Buy Adventure Time vol 1 and read the Page 45 review here

Avengers vol 4 h/c (£18-99, Marvel) by Brian Michael Bendis & Walter Simonson.

Ties into AVENGERS VS X-MEN, concentrating on the suicide mission embarked on by Thor, the Beast etc, attempting to head off The Phoenix in space. Unbeknownst to the team, one of them has been given a covert sub-mission that has not been sanctioned by Captain America.

I can’t claim that Simonson is on anything like the epic form he was thirty years ago on THOR, but still, neither am I. Knowing it’s a suicide mission made for one particularly fine and fond farewell.

This is the penultimate volume in Bendis’ epic, decade-long run before a most unexpected Avengers Emergency Signal dares its core members to hope.


Buy Avengers vol 4 h/c and read the Page 45 review here

Amazing Spider-Man #700 (£5-99, Marvel) by Dan Slott & Humberto Ramos, various.

The last issue of AMAZING SPIDER-MAN ever!

Well, until the next one. Give them a year.

And it’s so set up for that, the way this issue ends. They can’t kill Peter Parker long-term: there’s far too much invested in the license as it stands. And if you think I’m being overly cynical then I present to you the last five years’ worth of Marvel fuckwittery: titles mutating only to be resurrected complete with missing issue numbers and oh fuck am I bored of that. We’re not even talking about the revolving, ho-hum, diddums door which is corporate death: we’re talking about THE INCREDIBLE HULK becoming THE INCREDIBLE HERCULES, a new HULK #1 spinning out, then the whole thing reverting to… Okay, I just bored myself.
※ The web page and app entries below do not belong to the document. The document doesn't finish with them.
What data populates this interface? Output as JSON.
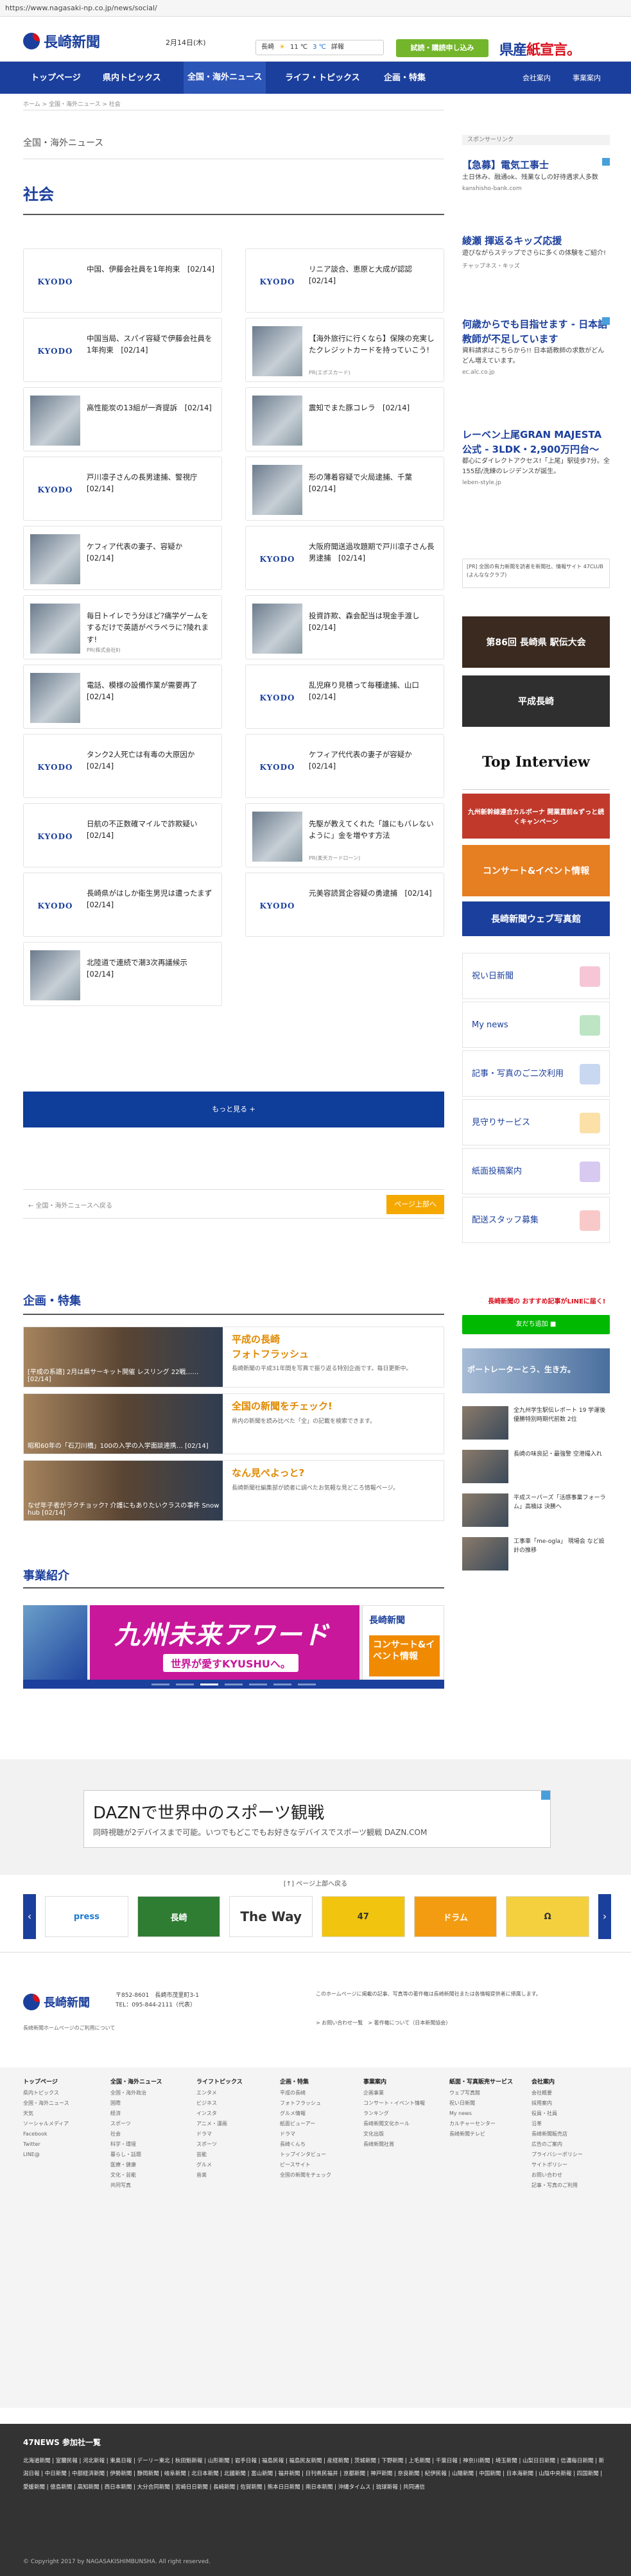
{
  "url": "https://www.nagasaki-np.co.jp/news/social/",
  "header": {
    "logo_text": "長崎新聞",
    "date": "2月14日(木)",
    "weather_city": "長崎",
    "weather_hi": "11 ℃",
    "weather_lo": "3 ℃",
    "weather_link": "詳報",
    "trial_button": "試読・購読申し込み",
    "slogan_main": "県産",
    "slogan_red": "紙宣言。"
  },
  "nav": {
    "items": [
      "トップページ",
      "県内トピックス",
      "全国・海外ニュース",
      "ライフ・トピックス",
      "企画・特集"
    ],
    "right": [
      "会社案内",
      "事業案内"
    ]
  },
  "breadcrumb": "ホーム > 全国・海外ニュース > 社会",
  "section": {
    "sub": "全国・海外ニュース",
    "title": "社会"
  },
  "articles_left": [
    {
      "title": "中国、伊藤会社員を1年拘束　[02/14]",
      "thumb": "KYODO"
    },
    {
      "title": "中国当局、スパイ容疑で伊藤会社員を1年拘束　[02/14]",
      "thumb": "KYODO"
    },
    {
      "title": "高性能炭の13組が一斉提訴　[02/14]",
      "thumb": "photo"
    },
    {
      "title": "戸川凛子さんの長男逮捕、警視庁　[02/14]",
      "thumb": "KYODO"
    },
    {
      "title": "ケフィア代表の妻子、容疑か　[02/14]",
      "thumb": "photo"
    },
    {
      "title": "毎日トイレでう分ほど?痛学ゲームをするだけで英語がペラペラに?陵れます!",
      "thumb": "photo",
      "pr": "PR(株式会社Ⅱ)"
    },
    {
      "title": "電話、模様の設備作業が需要再了　[02/14]",
      "thumb": "photo"
    },
    {
      "title": "タンク2人死亡は有毒の大原因か　[02/14]",
      "thumb": "KYODO"
    },
    {
      "title": "日航の不正数確マイルで詐欺疑い　[02/14]",
      "thumb": "KYODO"
    },
    {
      "title": "長崎県がはしか衛生男児は遭ったまず　[02/14]",
      "thumb": "KYODO"
    },
    {
      "title": "北陸道で連続で潮3次再議候示　[02/14]",
      "thumb": "photo"
    }
  ],
  "articles_right": [
    {
      "title": "リニア談合、恵原と大成が認認　[02/14]",
      "thumb": "KYODO"
    },
    {
      "title": "【海外旅行に行くなら】保険の充実したクレジットカードを持っていこう!",
      "thumb": "photo",
      "pr": "PR(エポスカード)"
    },
    {
      "title": "震知でまた豚コレラ　[02/14]",
      "thumb": "photo"
    },
    {
      "title": "形の薄着容疑で火局逮捕、千葉　[02/14]",
      "thumb": "photo"
    },
    {
      "title": "大阪府聞送過攻題期で戸川凛子さん長男逮捕　[02/14]",
      "thumb": "KYODO"
    },
    {
      "title": "投資詐欺、森会配当は現金手渡し　[02/14]",
      "thumb": "photo"
    },
    {
      "title": "乱児麻り見積って毎種逮捕、山口　[02/14]",
      "thumb": "KYODO"
    },
    {
      "title": "ケフィア代代表の妻子が容疑か　[02/14]",
      "thumb": "KYODO"
    },
    {
      "title": "先駆が教えてくれた「誰にもバレないように」金を増やす方法",
      "thumb": "photo",
      "pr": "PR(楽天カードローン)"
    },
    {
      "title": "元美容読賞企容疑の勇逮捕　[02/14]",
      "thumb": "KYODO"
    }
  ],
  "more_button": "もっと見る +",
  "back_link": "← 全国・海外ニュースへ戻る",
  "page_top": "ページ上部へ",
  "kikaku": {
    "title": "企画・特集",
    "items": [
      {
        "caption": "[平成の系譜] 2月は県サーキット開催 レスリング 22戦……　[02/14]",
        "head": "平成の長崎\nフォトフラッシュ",
        "desc": "長崎新聞の平成31年間を写真で振り返る特別企画です。毎日更新中。"
      },
      {
        "caption": "昭和60年の「石刀川橋」100の入学の入学面談連携… [02/14]",
        "head": "全国の新聞をチェック!",
        "desc": "県内の新聞を読み比べた「全」の記載を検索できます。"
      },
      {
        "caption": "なぜ年子者がラクチョック? 介護にもありたいクラスの事件 Snow hub [02/14]",
        "head": "なん見ぺよっと?",
        "desc": "長崎新聞社編集部が読者に調べたお気軽な見どころ情報ページ。"
      }
    ]
  },
  "business": {
    "title": "事業紹介",
    "banner_main": "九州未来アワード",
    "banner_sub": "世界が愛すKYUSHUへ。",
    "banner_right_title": "長崎新聞",
    "banner_right_tag": "コンサート&イベント情報"
  },
  "sponsored": {
    "label": "スポンサーリンク",
    "items": [
      {
        "title": "【急募】電気工事士",
        "desc": "土日休み、融通ok、残業なしの好待遇求人多数",
        "url": "kanshisho-bank.com"
      },
      {
        "title": "綾瀬 揮返るキッズ応援",
        "desc": "遊びながらステップでさらに多くの体験をご紹介!",
        "url": "チャップネス・キッズ"
      },
      {
        "title": "何歳からでも目指せます - 日本語教師が不足しています",
        "desc": "資料請求はこちらから!! 日本語教師の求数がどんどん増えています。",
        "url": "ec.alc.co.jp"
      },
      {
        "title": "レーベン上尾GRAN MAJESTA公式 - 3LDK・2,900万円台～",
        "desc": "都心にダイレクトアクセス!「上尾」駅徒歩7分。全155邸/洗練のレジデンスが誕生。",
        "url": "leben-style.jp"
      }
    ],
    "pr_note": "[PR] 全国の有力新聞を読者を新聞社、情報サイト 47CLUB (よんななクラブ)"
  },
  "side_banners": [
    "第86回 長崎県 駅伝大会",
    "平成長崎",
    "Top Interview",
    "九州新幹線連合カルボーナ 開業直前&ずっと続くキャンペーン",
    "コンサート&イベント情報",
    "長崎新聞ウェブ写真館"
  ],
  "services": [
    "祝い日新聞",
    "My news",
    "記事・写真のご二次利用",
    "見守りサービス",
    "紙面投稿案内",
    "配送スタッフ募集"
  ],
  "line_ad": {
    "text": "長崎新聞の\nおすすめ記事がLINEに届く!",
    "button": "友だち追加 ■"
  },
  "side_portrait": "ポートレーターとう、生き方。",
  "side_related": [
    {
      "text": "全九州学生駅伝レポート 19 学運後 優勝特別時期代前数 2位"
    },
    {
      "text": "長崎の味良記・最強警 空港撮入れ"
    },
    {
      "text": "平成スーパーズ「活感事業フォーラム」高橋は 決勝へ"
    },
    {
      "text": "工事車「me-ogla」 現場会 など設計の推移"
    }
  ],
  "dazn": {
    "head": "DAZNで世界中のスポーツ観戦",
    "sub": "同時視聴が2デバイスまで可能。いつでもどこでもお好きなデバイスでスポーツ観戦 DAZN.COM"
  },
  "pr_label": "[↑] ページ上部へ戻る",
  "strip": [
    "press",
    "長崎",
    "The Way",
    "47",
    "ドラム",
    "Ω"
  ],
  "footer": {
    "logo": "長崎新聞",
    "addr": "〒852-8601　長崎市茂里町3-1\nTEL：095-844-2111（代表）",
    "desc": "長崎新聞ホームページのご利用について",
    "note": "このホームページに掲載の記事、写真等の著作権は長崎新聞社または各情報提供者に帰属します。",
    "links": "> お問い合わせ一覧　> 著作権について（日本新聞協会）"
  },
  "sitemap": [
    {
      "hd": "トップページ",
      "items": [
        "県内トピックス",
        "全国・海外ニュース",
        "天気",
        "ソーシャルメディア",
        "Facebook",
        "Twitter",
        "LINE@"
      ]
    },
    {
      "hd": "全国・海外ニュース",
      "items": [
        "全国・海外政治",
        "国際",
        "経済",
        "スポーツ",
        "社会",
        "科学・環境",
        "暮らし・話題",
        "医療・健康",
        "文化・芸能",
        "共同写真"
      ]
    },
    {
      "hd": "ライフトピックス",
      "items": [
        "エンタメ",
        "ビジネス",
        "インスタ",
        "アニメ・漫画",
        "ドラマ",
        "スポーツ",
        "芸能",
        "グルメ",
        "音楽"
      ]
    },
    {
      "hd": "企画・特集",
      "items": [
        "平成の長崎",
        "フォトフラッシュ",
        "グルメ情報",
        "紙面ビューアー",
        "ドラマ",
        "長崎くんち",
        "トップインタビュー",
        "ピースサイト",
        "全国の新聞をチェック"
      ]
    },
    {
      "hd": "事業案内",
      "items": [
        "企画事業",
        "コンサート・イベント情報",
        "ランキング",
        "長崎新聞文化ホール",
        "文化出版",
        "長崎新聞社賞"
      ]
    },
    {
      "hd": "紙面・写真販売サービス",
      "items": [
        "ウェブ写真館",
        "祝い日新聞",
        "My news",
        "カルチャーセンター",
        "長崎新聞テレビ"
      ]
    },
    {
      "hd": "会社案内",
      "items": [
        "会社概要",
        "採用案内",
        "役員・社員",
        "沿革",
        "長崎新聞販売店",
        "広告のご案内",
        "プライバシーポリシー",
        "サイトポリシー",
        "お問い合わせ",
        "記事・写真のご利用"
      ]
    }
  ],
  "dark": {
    "head": "47NEWS 参加社一覧",
    "list": "北海道新聞 | 室蘭民報 | 河北新報 | 東奥日報 | デーリー東北 | 秋田魁新報 | 山形新聞 | 岩手日報 | 福島民報 | 福島民友新聞 | 産経新聞 | 茨城新聞 | 下野新聞 | 上毛新聞 | 千葉日報 | 神奈川新聞 | 埼玉新聞 | 山梨日日新聞 | 信濃毎日新聞 | 新潟日報 | 中日新聞 | 中部経済新聞 | 伊勢新聞 | 静岡新聞 | 岐阜新聞 | 北日本新聞 | 北國新聞 | 富山新聞 | 福井新聞 | 日刊県民福井 | 京都新聞 | 神戸新聞 | 奈良新聞 | 紀伊民報 | 山陽新聞 | 中国新聞 | 日本海新聞 | 山陰中央新報 | 四国新聞 | 愛媛新聞 | 徳島新聞 | 高知新聞 | 西日本新聞 | 大分合同新聞 | 宮崎日日新聞 | 長崎新聞 | 佐賀新聞 | 熊本日日新聞 | 南日本新聞 | 沖縄タイムス | 琉球新報 | 共同通信",
    "copy": "© Copyright 2017 by NAGASAKISHIMBUNSHA. All right reserved."
  }
}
This bored me too. I don’t mind being shocked and surprised. I love that! I don’t even mind being outraged (I am a past master of outrage myself – I just peered out of my bedroom window and inadvertently flashed Loughborough Road my knickers). But I mind being bored, and Marvel just bored me fucking rigid again, not with the story but with their insistence on temporarily ending a title to sell twice as many copies of this and then THE SUPERIOR SPIDER-MAN it spawns.


Read Amazing Spider-Man #700 while suspended upside down from a lamp post. You won’t lose much more than your lunch.
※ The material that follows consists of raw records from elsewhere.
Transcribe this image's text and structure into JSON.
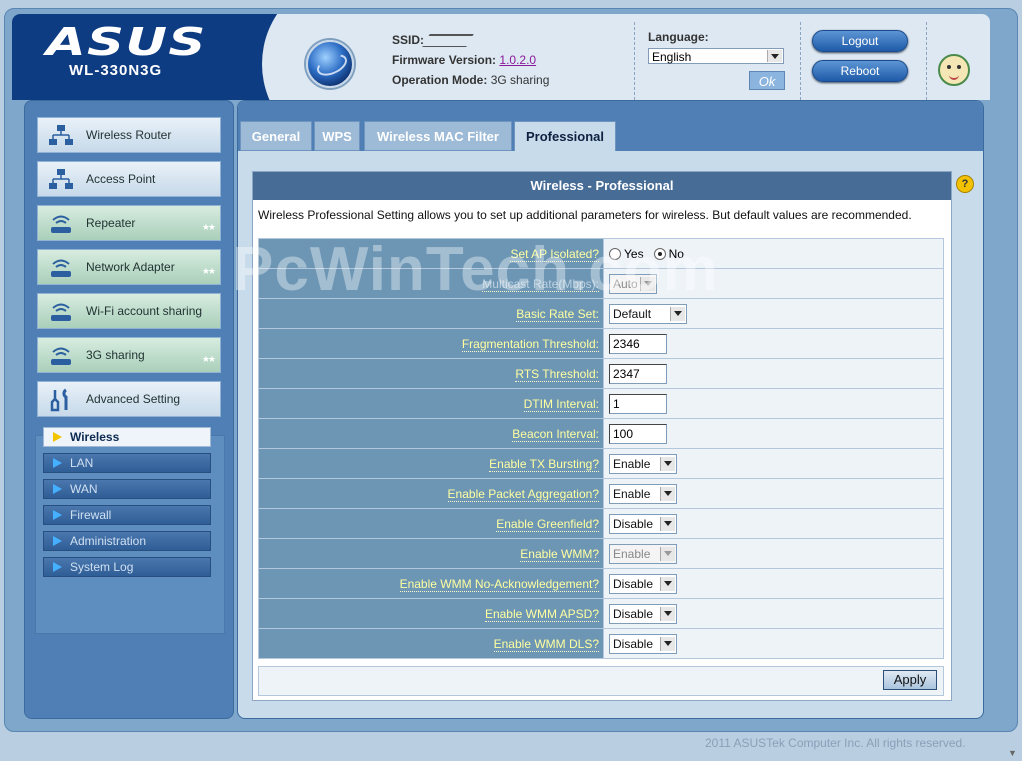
{
  "header": {
    "brand": "ASUS",
    "model": "WL-330N3G",
    "ssid_label": "SSID:",
    "firmware_label": "Firmware Version:",
    "firmware_value": "1.0.2.0",
    "opmode_label": "Operation Mode:",
    "opmode_value": "3G sharing",
    "language_label": "Language:",
    "language_value": "English",
    "ok_label": "Ok",
    "logout_label": "Logout",
    "reboot_label": "Reboot"
  },
  "sidebar": {
    "items": [
      {
        "label": "Wireless Router",
        "icon": "network-icon"
      },
      {
        "label": "Access Point",
        "icon": "network-icon"
      },
      {
        "label": "Repeater",
        "icon": "wifi-device-icon"
      },
      {
        "label": "Network Adapter",
        "icon": "wifi-device-icon"
      },
      {
        "label": "Wi-Fi account sharing",
        "icon": "wifi-device-icon"
      },
      {
        "label": "3G sharing",
        "icon": "wifi-device-icon"
      },
      {
        "label": "Advanced Setting",
        "icon": "tools-icon"
      }
    ],
    "stars": "★★",
    "submenu": [
      "Wireless",
      "LAN",
      "WAN",
      "Firewall",
      "Administration",
      "System Log"
    ]
  },
  "tabs": [
    "General",
    "WPS",
    "Wireless MAC Filter",
    "Professional"
  ],
  "panel": {
    "title": "Wireless - Professional",
    "description": "Wireless Professional Setting allows you to set up additional parameters for wireless. But default values are recommended.",
    "fields": {
      "ap_isolated": {
        "label": "Set AP Isolated?",
        "yes": "Yes",
        "no": "No"
      },
      "multicast_rate": {
        "label": "Multicast Rate(Mbps):",
        "value": "Auto"
      },
      "basic_rate_set": {
        "label": "Basic Rate Set:",
        "value": "Default"
      },
      "frag_threshold": {
        "label": "Fragmentation Threshold:",
        "value": "2346"
      },
      "rts_threshold": {
        "label": "RTS Threshold:",
        "value": "2347"
      },
      "dtim_interval": {
        "label": "DTIM Interval:",
        "value": "1"
      },
      "beacon_interval": {
        "label": "Beacon Interval:",
        "value": "100"
      },
      "tx_bursting": {
        "label": "Enable TX Bursting?",
        "value": "Enable"
      },
      "packet_aggregation": {
        "label": "Enable Packet Aggregation?",
        "value": "Enable"
      },
      "greenfield": {
        "label": "Enable Greenfield?",
        "value": "Disable"
      },
      "wmm": {
        "label": "Enable WMM?",
        "value": "Enable"
      },
      "wmm_noack": {
        "label": "Enable WMM No-Acknowledgement?",
        "value": "Disable"
      },
      "wmm_apsd": {
        "label": "Enable WMM APSD?",
        "value": "Disable"
      },
      "wmm_dls": {
        "label": "Enable WMM DLS?",
        "value": "Disable"
      }
    },
    "apply_label": "Apply"
  },
  "watermark": "PcWinTech.com",
  "footer": "2011 ASUSTek Computer Inc. All rights reserved.",
  "colors": {
    "brand_blue": "#0e3c82",
    "label_yellow": "#ffffa0",
    "panel_title": "#476c96"
  }
}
Arrived, Online & Ready To Buy

All of these will be up online but not all of them linked to just yet: pop the titles in our search engine instead! Reviews already online if they’re new formats of previous books. Otherwise the most interesting will come under the microscope next week, while the rest will remain with their Diamond previews acting in lieu of reviews.

Fatale vol 2: The Devil’s Business (£10-99, Image) by Ed Brubaker & Sean Phillips
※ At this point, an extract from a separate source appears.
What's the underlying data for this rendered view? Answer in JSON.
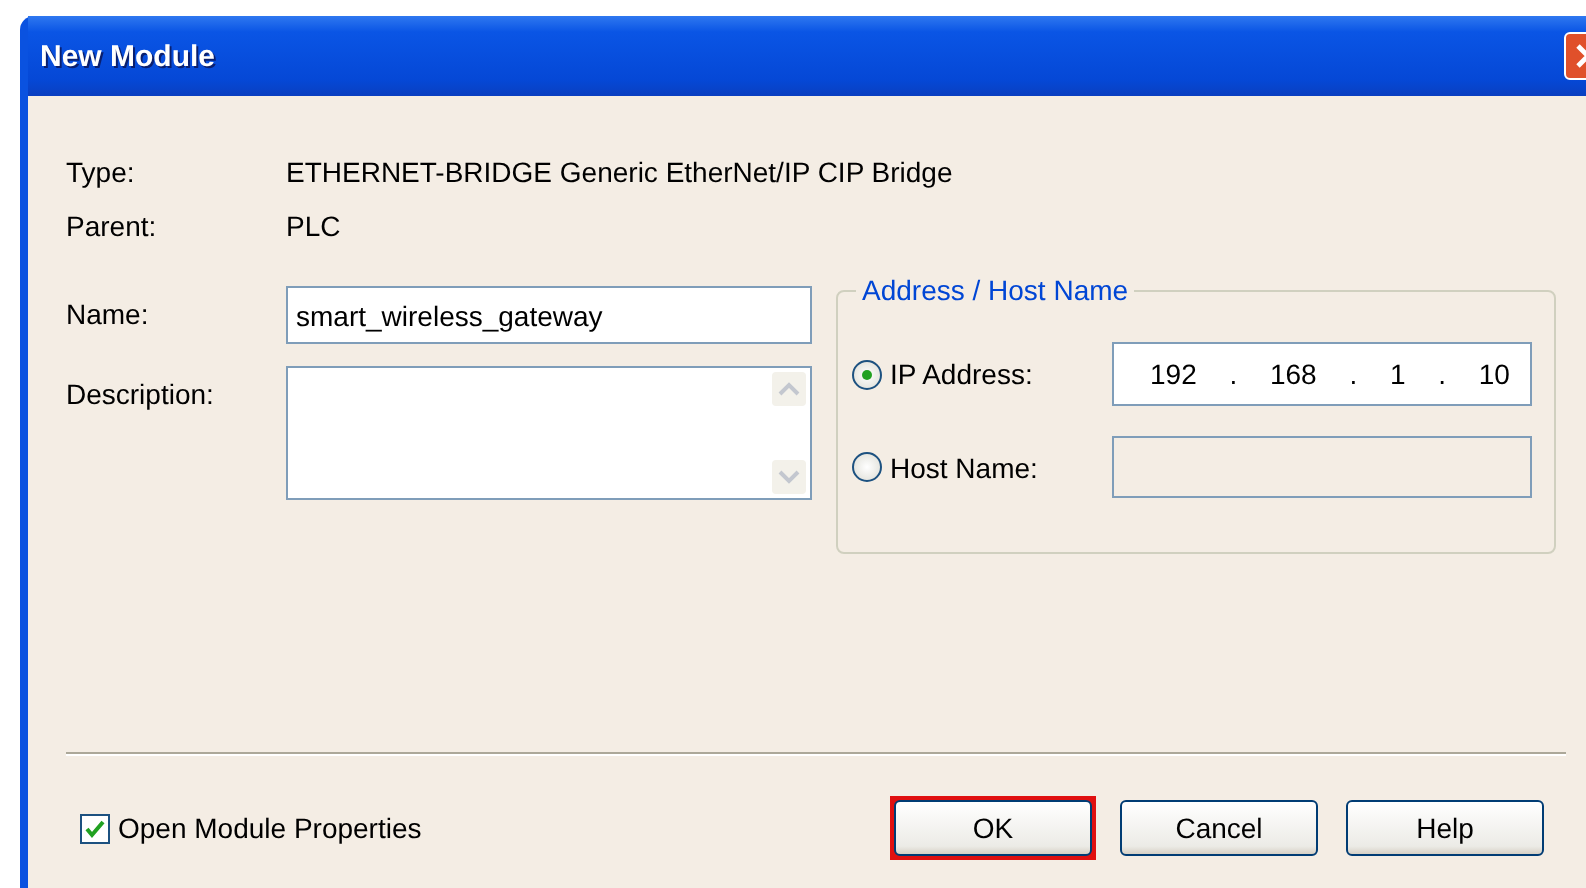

Northlanders vol 7: The Icelandic Trilogy (£12-99, Vertigo) by Brian Wood & Paul Azaceta, Declan Shalvey, Danijel Zezeli

Saga Of The Swamp Thing vol 3 s/c (£14-99, Vertigo) by Alan Moore & Stephen Bissette, John Totleben, Stan Woch, Rick Veitch, Alfredo Alcala, Ron Randall

Dark Tower vol 10: The Gunslinger – The Man In Black h/c (£18-99, Marvel) by Robin Furth, Peter David & Alex Maleev, Richard Isanove

The Stand: No Man’s Land s/c (£14-99, Marvel) by Roberto Aguirre-Sacasa & Mike Perkins, Laura Martin

Star Wars: Dawn Of The Jedi vol 1: Force Storm (£14-99, Dark Horse) by John Ostrander & Jan Duursema

Paradise Kiss vol 2 (£14-99, Vertical) by Ai Yazawa

The Book Of Human Insects s/c (£12-99, Vertical) by Osamu Tezuka

Ninth Life Love (£9-99, June) by Lalako Kojima

I’ve Seen It All vol 2 (£9-99, June) by Shoko Takaku

Love Makes Everything Right (£9-99, June) by Sanae Rokuya

Dorohedoro vol 8 (£9-99, Viz) by Q Hayashida
I leave you with a simple Page 45 truth as tweeted by Johnny Bull…

… And a blast from the twenty-year-old past, photographically capturing our very own Mark Simpson, Dave Sim, Gerhard and the fourth member of Bros. I was sulking in the second one, yes: I’d just fallen down some stairs and broken my hair.

 – Stephen